Do you fine blog readers feel the same way? Is it just the immediate area I live in, or is everyone in the country just a dude or a chick? Leveling the playing field is fine in some areas of life and society, but respect for your elders is not one that I feel is negotiable. You just do it. No matter what type of clown you think the person is, you show them respect. After all, it isn’t for them, it’s for the speaker. It makes us look like better people when we bother to be polite. The impression left on the listener is profound, and then they hold us in a better light from the get go. Best yet, it’s free. Skateboard: $60. Metal Mullisha ball cap: $35. Adding some sick color to your tribal tattoo: $40. Putting a tiny bit of effort to show other people you realize they are human: Priceless.


L.L. Woodard said...

Here in central Oklahoma, which is fraught with all types of issues, being in the Bible Belt and all--courtesy isn't lacking. Many children speak respectfully to their elders. Smart teenagers do, too.

Anonymous said...

In my little corner, young kids are mostly respectful to adults, though sir and ma'am aren't really heard. The general attitude is good, though. Of course, that varies a lot from family to family, and whether they want to accept it or not, I believe that the responsibility for rude young children belongs to their parents. Now, tweens and teens are a different story, especially when not within earshot of their parents--they aren't typically all that respectful.

When they were growing up, my kids were taught to call adults Mr. Smith or Mrs. Smith until Mr. or Mrs. Smith told them otherwise. That I rarely see anymore--even very young children call most adults by their first names, right off the bat. I find it strange, but I'm fine with it. As long as the attitude and behavior are respectful, the specifics of language don't matter that much to me. Of course, dude, homie, woman, or the ever-so-delightful all-purpose greeting "Yo!" all fall outside of the range of acceptable.

I’m A-Z Blogging and my “Y” post is right here.

SJerZGirl said...

I couldn't agree more. It's still heavily taught in the south.

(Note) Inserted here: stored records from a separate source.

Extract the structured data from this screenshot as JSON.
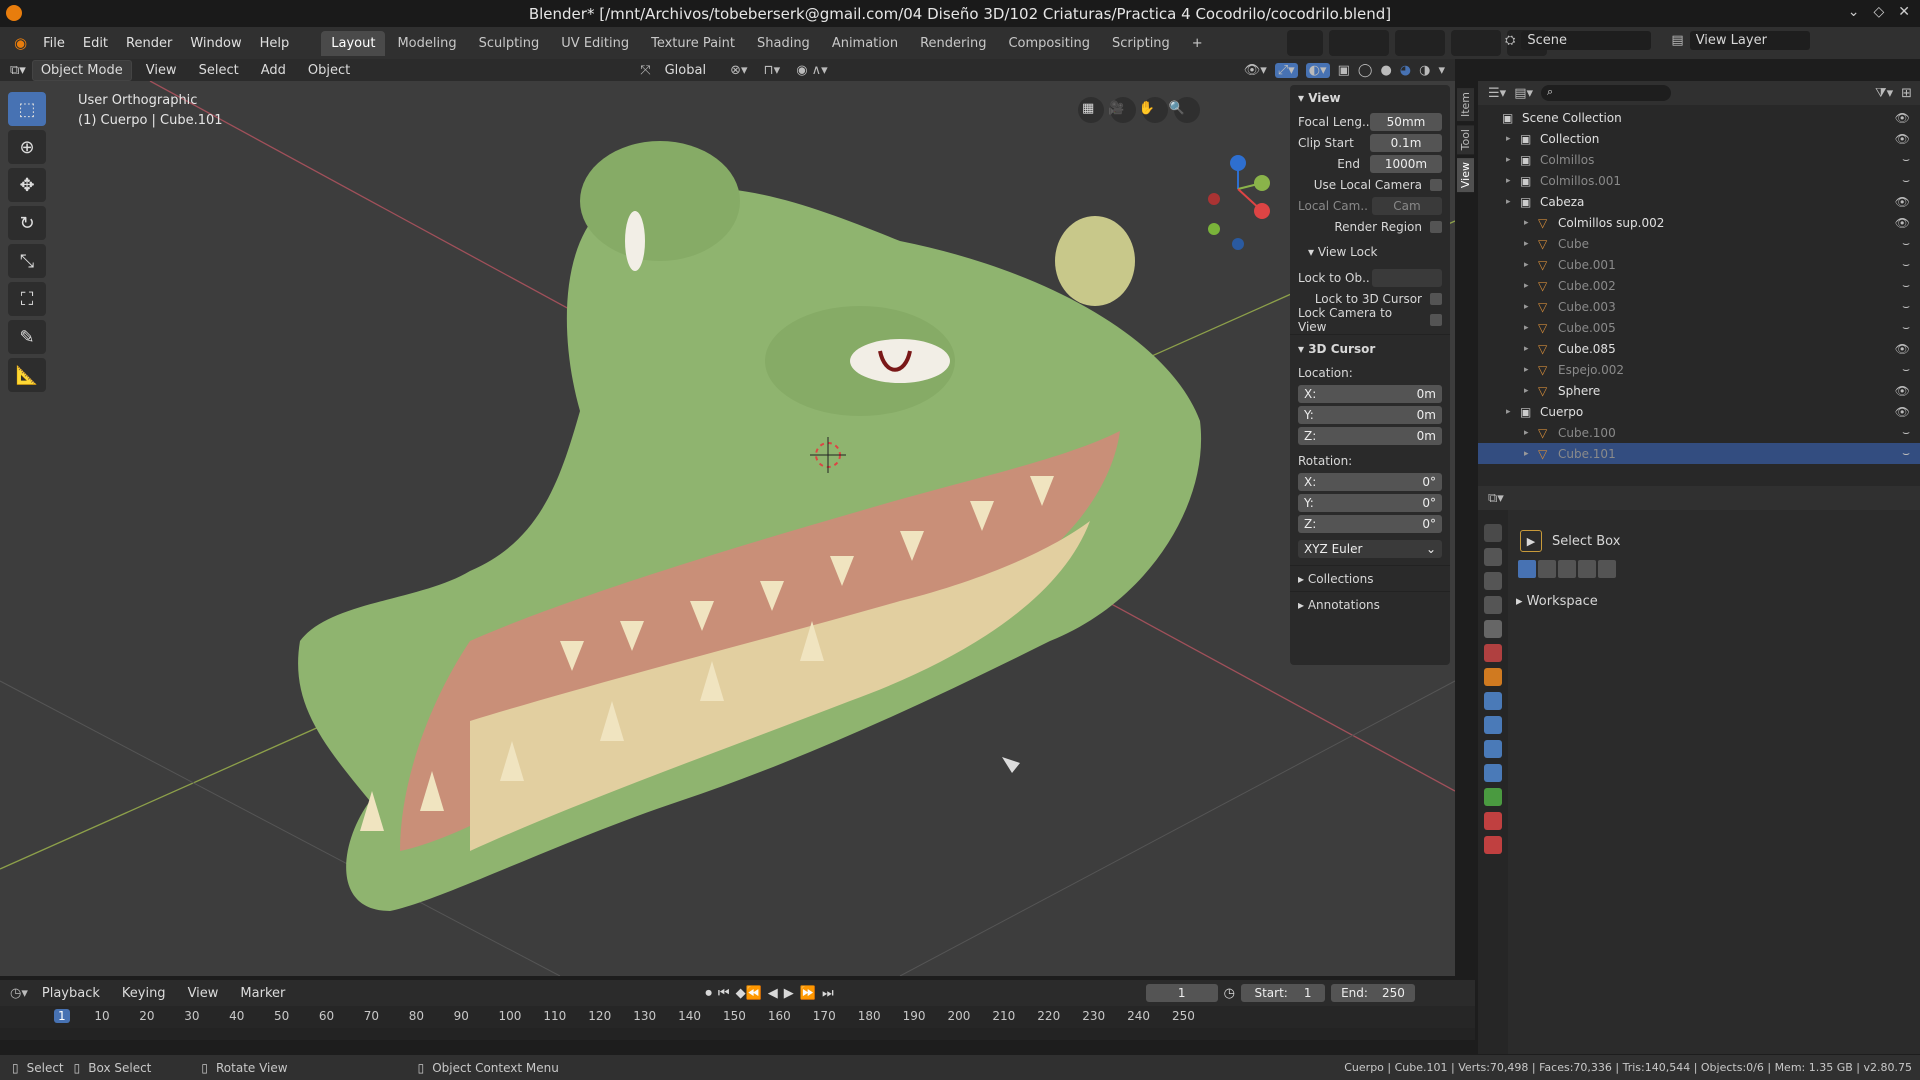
{
  "title": "Blender* [/mnt/Archivos/tobeberserk@gmail.com/04 Diseño 3D/102 Criaturas/Practica 4 Cocodrilo/cocodrilo.blend]",
  "menus": [
    "File",
    "Edit",
    "Render",
    "Window",
    "Help"
  ],
  "workspaces": [
    "Layout",
    "Modeling",
    "Sculpting",
    "UV Editing",
    "Texture Paint",
    "Shading",
    "Animation",
    "Rendering",
    "Compositing",
    "Scripting",
    "+"
  ],
  "scene": "Scene",
  "view_layer": "View Layer",
  "header": {
    "mode": "Object Mode",
    "items": [
      "View",
      "Select",
      "Add",
      "Object"
    ],
    "orientation": "Global"
  },
  "viewport": {
    "view_name": "User Orthographic",
    "object_info": "(1) Cuerpo | Cube.101"
  },
  "npanel": {
    "view_header": "View",
    "focal_label": "Focal Leng..",
    "focal_value": "50mm",
    "clip_start_label": "Clip Start",
    "clip_start_value": "0.1m",
    "end_label": "End",
    "end_value": "1000m",
    "use_local_camera": "Use Local Camera",
    "local_cam_label": "Local Cam..",
    "local_cam_value": "Cam",
    "render_region": "Render Region",
    "view_lock_header": "View Lock",
    "lock_to_ob": "Lock to Ob..",
    "lock_3d_cursor": "Lock to 3D Cursor",
    "lock_camera": "Lock Camera to View",
    "cursor_header": "3D Cursor",
    "location_label": "Location:",
    "loc_x": "0m",
    "loc_y": "0m",
    "loc_z": "0m",
    "rotation_label": "Rotation:",
    "rot_x": "0°",
    "rot_y": "0°",
    "rot_z": "0°",
    "euler": "XYZ Euler",
    "collections": "Collections",
    "annotations": "Annotations",
    "x": "X:",
    "y": "Y:",
    "z": "Z:"
  },
  "side_tabs": [
    "Item",
    "Tool",
    "View"
  ],
  "outliner": [
    {
      "name": "Scene Collection",
      "indent": 0
    },
    {
      "name": "Collection",
      "indent": 1
    },
    {
      "name": "Colmillos",
      "indent": 1,
      "dim": true
    },
    {
      "name": "Colmillos.001",
      "indent": 1,
      "dim": true
    },
    {
      "name": "Cabeza",
      "indent": 1
    },
    {
      "name": "Colmillos sup.002",
      "indent": 2
    },
    {
      "name": "Cube",
      "indent": 2,
      "dim": true
    },
    {
      "name": "Cube.001",
      "indent": 2,
      "dim": true
    },
    {
      "name": "Cube.002",
      "indent": 2,
      "dim": true
    },
    {
      "name": "Cube.003",
      "indent": 2,
      "dim": true
    },
    {
      "name": "Cube.005",
      "indent": 2,
      "dim": true
    },
    {
      "name": "Cube.085",
      "indent": 2
    },
    {
      "name": "Espejo.002",
      "indent": 2,
      "dim": true
    },
    {
      "name": "Sphere",
      "indent": 2
    },
    {
      "name": "Cuerpo",
      "indent": 1
    },
    {
      "name": "Cube.100",
      "indent": 2,
      "dim": true
    },
    {
      "name": "Cube.101",
      "indent": 2,
      "dim": true,
      "selected": true
    }
  ],
  "props": {
    "tool": "Select Box",
    "workspace": "Workspace"
  },
  "timeline": {
    "menus": [
      "Playback",
      "Keying",
      "View",
      "Marker"
    ],
    "frame": "1",
    "start_label": "Start:",
    "start": "1",
    "end_label": "End:",
    "end": "250",
    "ticks": [
      "1",
      "10",
      "20",
      "30",
      "40",
      "50",
      "60",
      "70",
      "80",
      "90",
      "100",
      "110",
      "120",
      "130",
      "140",
      "150",
      "160",
      "170",
      "180",
      "190",
      "200",
      "210",
      "220",
      "230",
      "240",
      "250"
    ]
  },
  "status": {
    "select": "Select",
    "box_select": "Box Select",
    "rotate": "Rotate View",
    "context": "Object Context Menu",
    "stats": "Cuerpo | Cube.101 | Verts:70,498 | Faces:70,336 | Tris:140,544 | Objects:0/6 | Mem: 1.35 GB | v2.80.75"
  },
  "colors": {
    "accent": "#4772b3",
    "selection": "#334d80",
    "croc": "#8fb46f"
  }
}
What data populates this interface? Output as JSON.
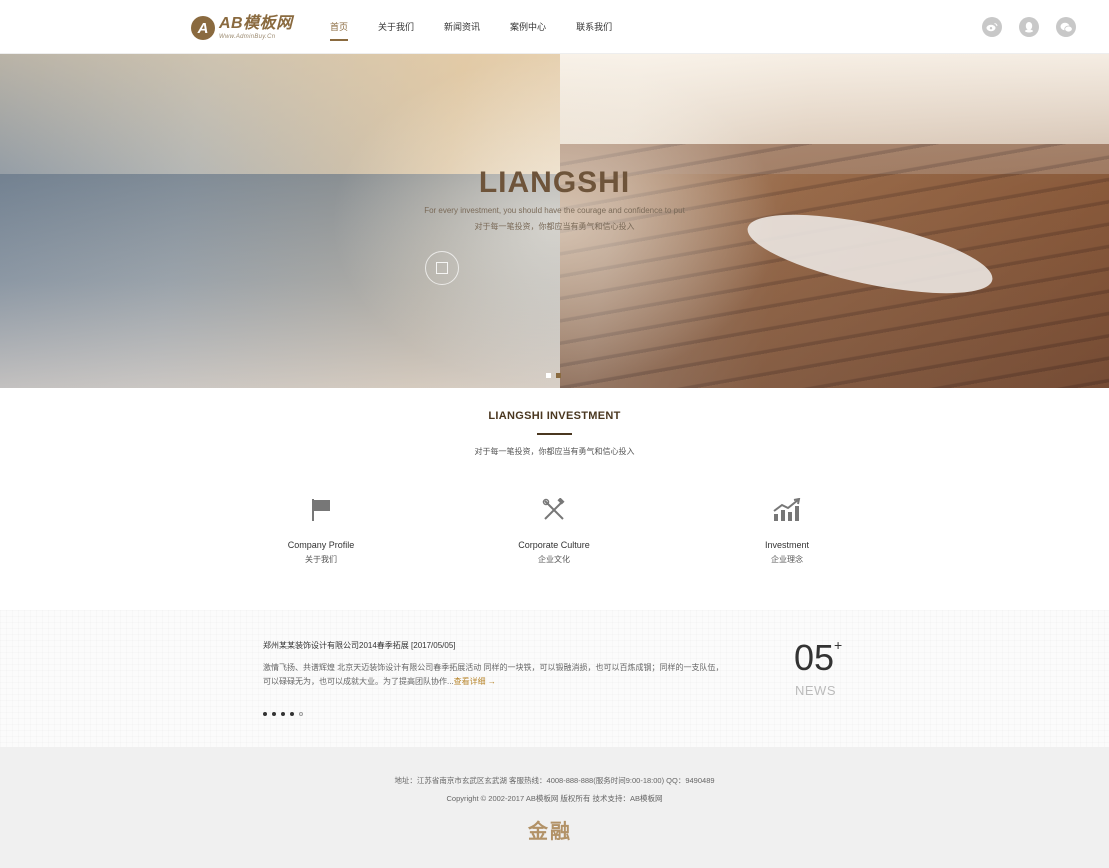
{
  "header": {
    "logo": {
      "mark": "A",
      "title": "AB模板网",
      "subtitle": "Www.AdminBuy.Cn"
    },
    "nav": [
      {
        "label": "首页",
        "active": true
      },
      {
        "label": "关于我们",
        "active": false
      },
      {
        "label": "新闻资讯",
        "active": false
      },
      {
        "label": "案例中心",
        "active": false
      },
      {
        "label": "联系我们",
        "active": false
      }
    ],
    "social_icons": [
      "weibo-icon",
      "qq-icon",
      "wechat-icon"
    ]
  },
  "banner": {
    "title": "LIANGSHI",
    "subtitle_en": "For every investment, you should have the courage and confidence to put",
    "subtitle_cn": "对于每一笔投资，你都应当有勇气和信心投入",
    "slides": 2,
    "active_slide": 1
  },
  "investment": {
    "title": "LIANGSHI INVESTMENT",
    "subtitle": "对于每一笔投资，你都应当有勇气和信心投入",
    "features": [
      {
        "icon": "flag-icon",
        "en": "Company Profile",
        "cn": "关于我们"
      },
      {
        "icon": "tools-icon",
        "en": "Corporate Culture",
        "cn": "企业文化"
      },
      {
        "icon": "chart-growth-icon",
        "en": "Investment",
        "cn": "企业理念"
      }
    ]
  },
  "news": {
    "title": "郑州某某装饰设计有限公司2014春季拓展 [2017/05/05]",
    "body": "激情飞扬、共谱辉煌 北京天迈装饰设计有限公司春季拓展活动 同样的一块铁，可以锻融消损，也可以百炼成钢；同样的一支队伍，可以碌碌无为，也可以成就大业。为了提高团队协作...",
    "more": "查看详细 →",
    "count": "05",
    "count_suffix": "+",
    "label": "NEWS",
    "dots": 5,
    "active_dot": 4
  },
  "footer": {
    "address": "地址：江苏省南京市玄武区玄武湖 客服热线：4008-888-888(服务时间9:00-18:00) QQ：9490489",
    "copyright": "Copyright © 2002-2017 AB模板网 版权所有 技术支持：AB模板网",
    "logo_text": "金融"
  },
  "colors": {
    "accent": "#8a6a3f",
    "dark": "#4a3720",
    "footer_bg": "#f0f0f0"
  }
}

I picked it up to some degree when I worked with the FAA Air Marshals program. I don't always say it, but it does show a level of respect that no other phrase will ever do.

The Frustrated Foodie

Teri said...

Well, actually my 2 1/2 year old son said to me today "Here you go, sir." haha - Um, I prefer ma'am, thank you! ;)

RJR said...

Sir and Ma'am is one of those things that has always fascinated me on US tv shows, when a son calls his dad Sir.

It is certainly not seen in the UK except in schools where teachers are usually Sir and Miss


Misha said...

good post! I show respect to all people as I expect respect to be shown to me.

If someone is rude to me after I was courteous, all deals are off.

Golden rule applies here. Treat others like you want to be treated. If someone's rude, I assume that that's the way they want me to treat them.

And yes, you'd be amazed at how many so-called ADULTS don't grasp the idea of reciprocation. I might be younger, but not an idiot, so I prefer not to be spoken to or treated as if I am one.

DeusExLibrus said...

One of my dad's friends has a view on this I absolutely love: When you're a kid, you respect your elders and learn/follow the rules because you don't know how to break them in a constructive way. When you get older, you break them when appropriate, but by and large stick to 'em because they're there for a reason, not just because "the man" likes to keep you down.